Future WorkWhile we did our best to ensure a completed product for the customer, here are some improvements and activities for future teams to consider.
- Some Z-axis components have already been purchased and delivered.
- There are still Z-Axis components that need to be purchased.
- The Z-axis must be built and integrated with the existing structure.
- Mixture development:
- The basic mortar-based mixture that we used for this iteration of the project will only be adequate for so long.
- Additional mixture components such as fly-ash, clay, fibers, etc.
- Tensile and compressive strength testing should be performed.
- Mixture Reservoir
- The current design requires continuous feeding of concrete into the extruder.
- There should be a system that holds a large amount of mixture and feeds to the extruder.
- Nozzle Bead-shaping Attachments:
- Many industry printers have a way to smooth or reshape the bead. This video gives some good ideas.
- Extruder Self-flushing Procedure:
- The current design requires that the extruder be disassembled and cleaned after every session, or before the concrete has began to harden from inactivity.
- There could be a system that automatically flushes the extruder into a waste container after such an amount of time.
- Testing Practices:
- Testing practices should be improved so that process performance can be measured and analyzed.
PRP UpdatesWe have identified potential improvements that could be incorporated into the Project Readiness Package.
- The project would greatly benefit from having a civil
or chemical engineer on the team. Someone with
above-average knowledge of concrete should be dedicated
to the research and prototype a concrete mixture
specifically designed to work with our extrusion system.
- OR a guide that has experience directly related to mixture development.
- OR a situation where a class or individual partners with the team towards mixture development.
- We recommend to have at least one or two teammates possessing a graphics card ( preferably at least GTX 1080 performance) and RAM (16 GB+) supply that can meet the demands of a large, complex, existing solid models.
- This project is very mechanical and did not require a very high amount of electrical or computer engineering. There were over 750 individual components purchased for our project, including every piece of hardware.
- Either the mixture or the extrusion system could form

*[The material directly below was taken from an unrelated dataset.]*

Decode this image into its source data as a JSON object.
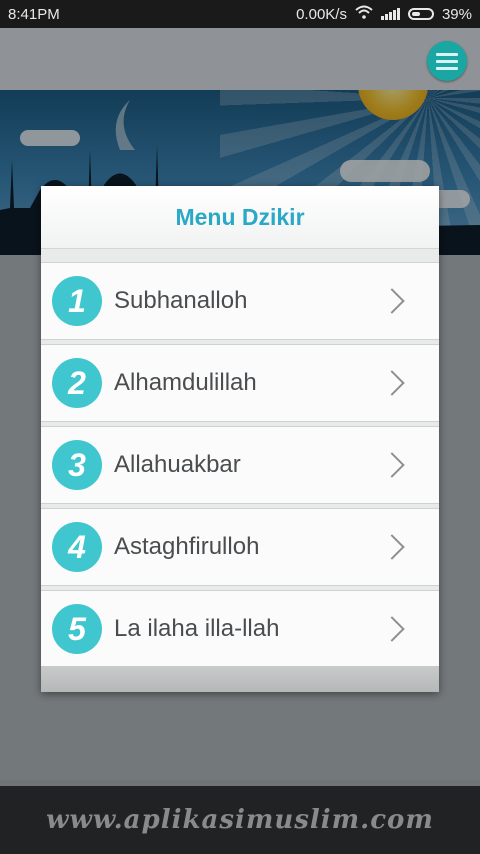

the motivation for a separate project focused
specifically on the design of those components and their
integration to our printer.
- The focus of the original project remains on improving the structure and integrating the extrusion system.
- The additional project allows the two projects to be independently focused on overlapping goals.